* Web page and app entries *
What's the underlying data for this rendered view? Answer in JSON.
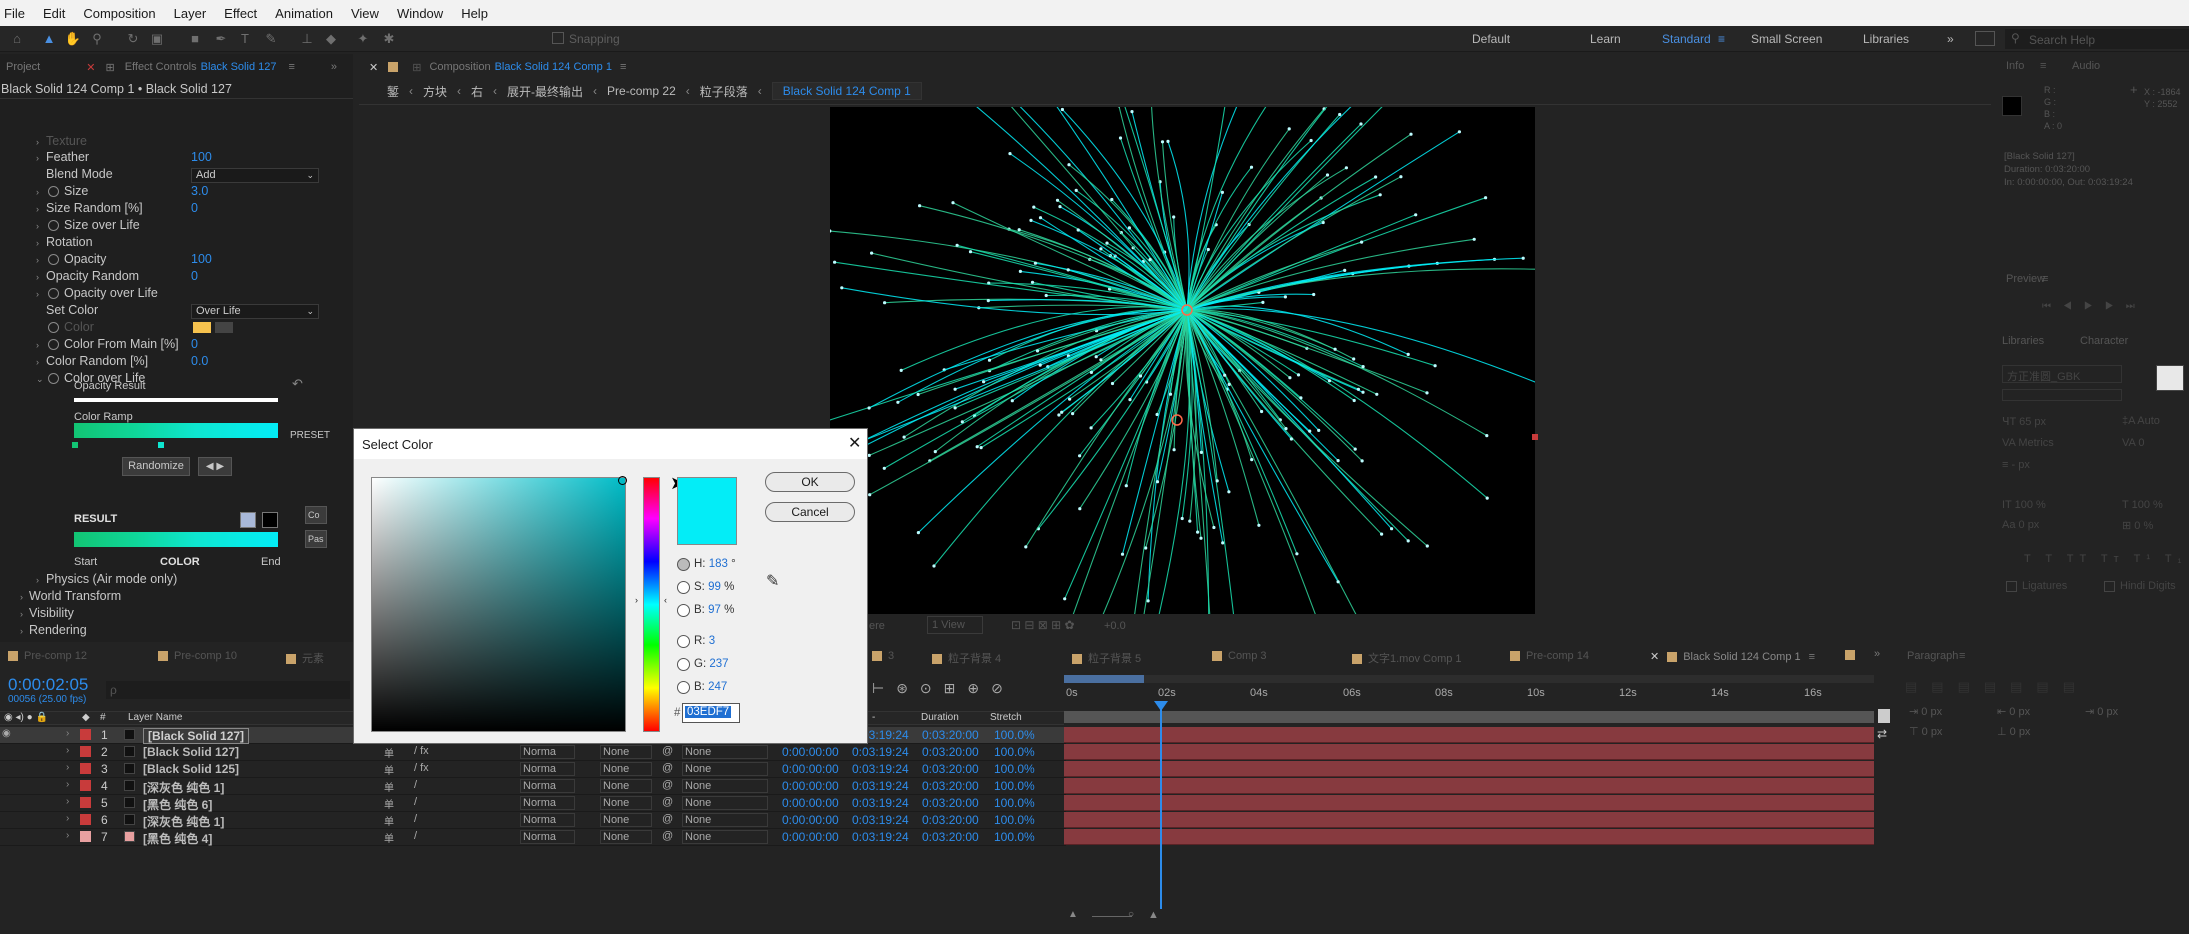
{
  "menu": [
    "File",
    "Edit",
    "Composition",
    "Layer",
    "Effect",
    "Animation",
    "View",
    "Window",
    "Help"
  ],
  "toolbar": {
    "snapping": "Snapping"
  },
  "workspaces": {
    "items": [
      "Default",
      "Learn",
      "Standard",
      "Small Screen",
      "Libraries"
    ],
    "active": "Standard",
    "search_placeholder": "Search Help"
  },
  "left_panel": {
    "tabs": {
      "project": "Project",
      "effect_controls_prefix": "Effect Controls",
      "effect_controls_layer": "Black Solid 127"
    },
    "breadcrumb": "Black Solid 124 Comp 1 • Black Solid 127",
    "props": [
      {
        "name": "Texture",
        "value": ""
      },
      {
        "name": "Feather",
        "value": "100"
      },
      {
        "name": "Blend Mode",
        "value": "Add"
      },
      {
        "name": "Size",
        "value": "3.0"
      },
      {
        "name": "Size Random [%]",
        "value": "0"
      },
      {
        "name": "Size over Life",
        "value": ""
      },
      {
        "name": "Rotation",
        "value": ""
      },
      {
        "name": "Opacity",
        "value": "100"
      },
      {
        "name": "Opacity Random",
        "value": "0"
      },
      {
        "name": "Opacity over Life",
        "value": ""
      },
      {
        "name": "Set Color",
        "value": "Over Life"
      },
      {
        "name": "Color",
        "value": ""
      },
      {
        "name": "Color From Main [%]",
        "value": "0"
      },
      {
        "name": "Color Random [%]",
        "value": "0.0"
      },
      {
        "name": "Color over Life",
        "value": ""
      }
    ],
    "opacity_result": "Opacity Result",
    "color_ramp": "Color Ramp",
    "preset": "PRESET",
    "randomize": "Randomize",
    "result": "RESULT",
    "co_btn": "Co",
    "pas_btn": "Pas",
    "start": "Start",
    "color_label": "COLOR",
    "end": "End",
    "groups": [
      "Physics (Air mode only)",
      "World Transform",
      "Visibility",
      "Rendering"
    ]
  },
  "comp_panel": {
    "tab_prefix": "Composition",
    "tab_name": "Black Solid 124 Comp 1",
    "crumbs": [
      "錾",
      "方块",
      "右",
      "展开-最终输出",
      "Pre-comp 22",
      "粒子段落",
      "Black Solid 124 Comp 1"
    ],
    "view_label": "1 View",
    "quality_label": "ere",
    "exposure": "+0.0"
  },
  "dialog": {
    "title": "Select Color",
    "ok": "OK",
    "cancel": "Cancel",
    "h": {
      "label": "H:",
      "value": "183",
      "unit": "°"
    },
    "s": {
      "label": "S:",
      "value": "99",
      "unit": "%"
    },
    "b": {
      "label": "B:",
      "value": "97",
      "unit": "%"
    },
    "r": {
      "label": "R:",
      "value": "3"
    },
    "g": {
      "label": "G:",
      "value": "237"
    },
    "bb": {
      "label": "B:",
      "value": "247"
    },
    "hex": "03EDF7",
    "hash": "#",
    "color": "#03EDF7"
  },
  "info_panel": {
    "tabs": [
      "Info",
      "Audio"
    ],
    "rgba": [
      "R :",
      "G :",
      "B :",
      "A : 0"
    ],
    "xy": [
      "X : -1864",
      "Y : 2552"
    ],
    "details": [
      "[Black Solid 127]",
      "Duration: 0:03:20:00",
      "In: 0:00:00:00, Out: 0:03:19:24"
    ]
  },
  "preview_panel": {
    "title": "Preview"
  },
  "char_panel": {
    "tabs": [
      "Libraries",
      "Character"
    ],
    "font": "方正准圆_GBK",
    "size": "65 px",
    "auto": "Auto",
    "metrics": "Metrics",
    "tracking": "0",
    "stroke": "- px",
    "vscale": "100 %",
    "hscale": "100 %",
    "baseline": "0 px",
    "tsume": "0 %",
    "ligatures": "Ligatures",
    "hindi": "Hindi Digits"
  },
  "paragraph_panel": {
    "title": "Paragraph",
    "indents": [
      "0 px",
      "0 px",
      "0 px",
      "0 px",
      "0 px"
    ]
  },
  "timeline": {
    "tabs": [
      "Pre-comp 12",
      "Pre-comp 10",
      "元素",
      "3",
      "粒子背景 4",
      "粒子背景 5",
      "Comp 3",
      "文字1.mov Comp 1",
      "Pre-comp 14",
      "Black Solid 124 Comp 1"
    ],
    "timecode": "0:00:02:05",
    "fps": "00056 (25.00 fps)",
    "ruler": [
      "0s",
      "02s",
      "04s",
      "06s",
      "08s",
      "10s",
      "12s",
      "14s",
      "16s"
    ],
    "headers": {
      "layer_name": "Layer Name",
      "duration": "Duration",
      "stretch": "Stretch"
    },
    "layers": [
      {
        "num": "1",
        "name": "[Black Solid 127]",
        "label": "#c83b3b",
        "mode": "Norma",
        "trk": "None",
        "parent": "None",
        "in": "0:00:00:00",
        "out": "0:03:19:24",
        "dur": "0:03:20:00",
        "stretch": "100.0%"
      },
      {
        "num": "2",
        "name": "[Black Solid 127]",
        "label": "#c83b3b",
        "mode": "Norma",
        "trk": "None",
        "parent": "None",
        "in": "0:00:00:00",
        "out": "0:03:19:24",
        "dur": "0:03:20:00",
        "stretch": "100.0%"
      },
      {
        "num": "3",
        "name": "[Black Solid 125]",
        "label": "#c83b3b",
        "mode": "Norma",
        "trk": "None",
        "parent": "None",
        "in": "0:00:00:00",
        "out": "0:03:19:24",
        "dur": "0:03:20:00",
        "stretch": "100.0%"
      },
      {
        "num": "4",
        "name": "[深灰色 纯色 1]",
        "label": "#c83b3b",
        "mode": "Norma",
        "trk": "None",
        "parent": "None",
        "in": "0:00:00:00",
        "out": "0:03:19:24",
        "dur": "0:03:20:00",
        "stretch": "100.0%"
      },
      {
        "num": "5",
        "name": "[黑色 纯色 6]",
        "label": "#c83b3b",
        "mode": "Norma",
        "trk": "None",
        "parent": "None",
        "in": "0:00:00:00",
        "out": "0:03:19:24",
        "dur": "0:03:20:00",
        "stretch": "100.0%"
      },
      {
        "num": "6",
        "name": "[深灰色 纯色 1]",
        "label": "#c83b3b",
        "mode": "Norma",
        "trk": "None",
        "parent": "None",
        "in": "0:00:00:00",
        "out": "0:03:19:24",
        "dur": "0:03:20:00",
        "stretch": "100.0%"
      },
      {
        "num": "7",
        "name": "[黑色 纯色 4]",
        "label": "#e8a0a0",
        "mode": "Norma",
        "trk": "None",
        "parent": "None",
        "in": "0:00:00:00",
        "out": "0:03:19:24",
        "dur": "0:03:20:00",
        "stretch": "100.0%"
      }
    ]
  },
  "colors": {
    "accent": "#2d8ceb",
    "selected_cyan": "#03EDF7",
    "layer_bar": "#873a3f",
    "ramp_start": "#12c473"
  }
}
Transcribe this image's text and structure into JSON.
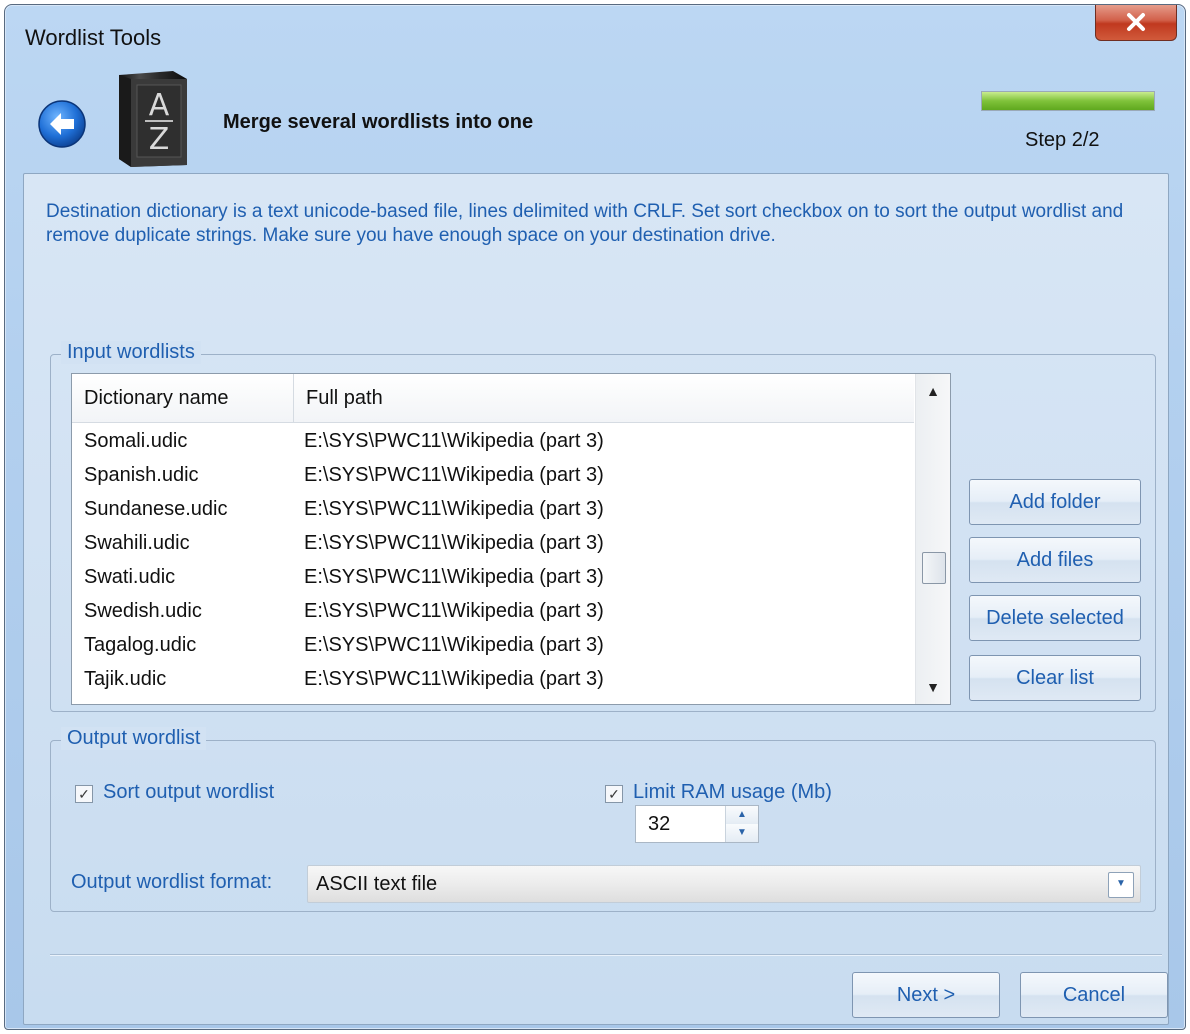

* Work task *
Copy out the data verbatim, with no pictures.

* Reply to the task *
What's the underlying data for this rendered view? Answer in JSON.
{
  "menu": [
    "File",
    "Edit",
    "Composition",
    "Layer",
    "Effect",
    "Animation",
    "View",
    "Window",
    "Help"
  ],
  "toolbar": {
    "snapping": "Snapping"
  },
  "workspaces": {
    "items": [
      "Default",
      "Learn",
      "Standard",
      "Small Screen",
      "Libraries"
    ],
    "active": "Standard",
    "search_placeholder": "Search Help"
  },
  "left_panel": {
    "tabs": {
      "project": "Project",
      "effect_controls_prefix": "Effect Controls",
      "effect_controls_layer": "Black Solid 127"
    },
    "breadcrumb": "Black Solid 124 Comp 1 • Black Solid 127",
    "props": [
      {
        "name": "Texture",
        "value": ""
      },
      {
        "name": "Feather",
        "value": "100"
      },
      {
        "name": "Blend Mode",
        "value": "Add"
      },
      {
        "name": "Size",
        "value": "3.0"
      },
      {
        "name": "Size Random [%]",
        "value": "0"
      },
      {
        "name": "Size over Life",
        "value": ""
      },
      {
        "name": "Rotation",
        "value": ""
      },
      {
        "name": "Opacity",
        "value": "100"
      },
      {
        "name": "Opacity Random",
        "value": "0"
      },
      {
        "name": "Opacity over Life",
        "value": ""
      },
      {
        "name": "Set Color",
        "value": "Over Life"
      },
      {
        "name": "Color",
        "value": ""
      },
      {
        "name": "Color From Main [%]",
        "value": "0"
      },
      {
        "name": "Color Random [%]",
        "value": "0.0"
      },
      {
        "name": "Color over Life",
        "value": ""
      }
    ],
    "opacity_result": "Opacity Result",
    "color_ramp": "Color Ramp",
    "preset": "PRESET",
    "randomize": "Randomize",
    "result": "RESULT",
    "co_btn": "Co",
    "pas_btn": "Pas",
    "start": "Start",
    "color_label": "COLOR",
    "end": "End",
    "groups": [
      "Physics (Air mode only)",
      "World Transform",
      "Visibility",
      "Rendering"
    ]
  },
  "comp_panel": {
    "tab_prefix": "Composition",
    "tab_name": "Black Solid 124 Comp 1",
    "crumbs": [
      "錾",
      "方块",
      "右",
      "展开-最终输出",
      "Pre-comp 22",
      "粒子段落",
      "Black Solid 124 Comp 1"
    ],
    "view_label": "1 View",
    "quality_label": "ere",
    "exposure": "+0.0"
  },
  "dialog": {
    "title": "Select Color",
    "ok": "OK",
    "cancel": "Cancel",
    "h": {
      "label": "H:",
      "value": "183",
      "unit": "°"
    },
    "s": {
      "label": "S:",
      "value": "99",
      "unit": "%"
    },
    "b": {
      "label": "B:",
      "value": "97",
      "unit": "%"
    },
    "r": {
      "label": "R:",
      "value": "3"
    },
    "g": {
      "label": "G:",
      "value": "237"
    },
    "bb": {
      "label": "B:",
      "value": "247"
    },
    "hex": "03EDF7",
    "hash": "#",
    "color": "#03EDF7"
  },
  "info_panel": {
    "tabs": [
      "Info",
      "Audio"
    ],
    "rgba": [
      "R :",
      "G :",
      "B :",
      "A : 0"
    ],
    "xy": [
      "X : -1864",
      "Y : 2552"
    ],
    "details": [
      "[Black Solid 127]",
      "Duration: 0:03:20:00",
      "In: 0:00:00:00, Out: 0:03:19:24"
    ]
  },
  "preview_panel": {
    "title": "Preview"
  },
  "char_panel": {
    "tabs": [
      "Libraries",
      "Character"
    ],
    "font": "方正准圆_GBK",
    "size": "65 px",
    "auto": "Auto",
    "metrics": "Metrics",
    "tracking": "0",
    "stroke": "- px",
    "vscale": "100 %",
    "hscale": "100 %",
    "baseline": "0 px",
    "tsume": "0 %",
    "ligatures": "Ligatures",
    "hindi": "Hindi Digits"
  },
  "paragraph_panel": {
    "title": "Paragraph",
    "indents": [
      "0 px",
      "0 px",
      "0 px",
      "0 px",
      "0 px"
    ]
  },
  "timeline": {
    "tabs": [
      "Pre-comp 12",
      "Pre-comp 10",
      "元素",
      "3",
      "粒子背景 4",
      "粒子背景 5",
      "Comp 3",
      "文字1.mov Comp 1",
      "Pre-comp 14",
      "Black Solid 124 Comp 1"
    ],
    "timecode": "0:00:02:05",
    "fps": "00056 (25.00 fps)",
    "ruler": [
      "0s",
      "02s",
      "04s",
      "06s",
      "08s",
      "10s",
      "12s",
      "14s",
      "16s"
    ],
    "headers": {
      "layer_name": "Layer Name",
      "duration": "Duration",
      "stretch": "Stretch"
    },
    "layers": [
      {
        "num": "1",
        "name": "[Black Solid 127]",
        "label": "#c83b3b",
        "mode": "Norma",
        "trk": "None",
        "parent": "None",
        "in": "0:00:00:00",
        "out": "0:03:19:24",
        "dur": "0:03:20:00",
        "stretch": "100.0%"
      },
      {
        "num": "2",
        "name": "[Black Solid 127]",
        "label": "#c83b3b",
        "mode": "Norma",
        "trk": "None",
        "parent": "None",
        "in": "0:00:00:00",
        "out": "0:03:19:24",
        "dur": "0:03:20:00",
        "stretch": "100.0%"
      },
      {
        "num": "3",
        "name": "[Black Solid 125]",
        "label": "#c83b3b",
        "mode": "Norma",
        "trk": "None",
        "parent": "None",
        "in": "0:00:00:00",
        "out": "0:03:19:24",
        "dur": "0:03:20:00",
        "stretch": "100.0%"
      },
      {
        "num": "4",
        "name": "[深灰色 纯色 1]",
        "label": "#c83b3b",
        "mode": "Norma",
        "trk": "None",
        "parent": "None",
        "in": "0:00:00:00",
        "out": "0:03:19:24",
        "dur": "0:03:20:00",
        "stretch": "100.0%"
      },
      {
        "num": "5",
        "name": "[黑色 纯色 6]",
        "label": "#c83b3b",
        "mode": "Norma",
        "trk": "None",
        "parent": "None",
        "in": "0:00:00:00",
        "out": "0:03:19:24",
        "dur": "0:03:20:00",
        "stretch": "100.0%"
      },
      {
        "num": "6",
        "name": "[深灰色 纯色 1]",
        "label": "#c83b3b",
        "mode": "Norma",
        "trk": "None",
        "parent": "None",
        "in": "0:00:00:00",
        "out": "0:03:19:24",
        "dur": "0:03:20:00",
        "stretch": "100.0%"
      },
      {
        "num": "7",
        "name": "[黑色 纯色 4]",
        "label": "#e8a0a0",
        "mode": "Norma",
        "trk": "None",
        "parent": "None",
        "in": "0:00:00:00",
        "out": "0:03:19:24",
        "dur": "0:03:20:00",
        "stretch": "100.0%"
      }
    ]
  },
  "colors": {
    "accent": "#2d8ceb",
    "selected_cyan": "#03EDF7",
    "layer_bar": "#873a3f",
    "ramp_start": "#12c473"
  }
}
Transcribe this image's text and structure into JSON.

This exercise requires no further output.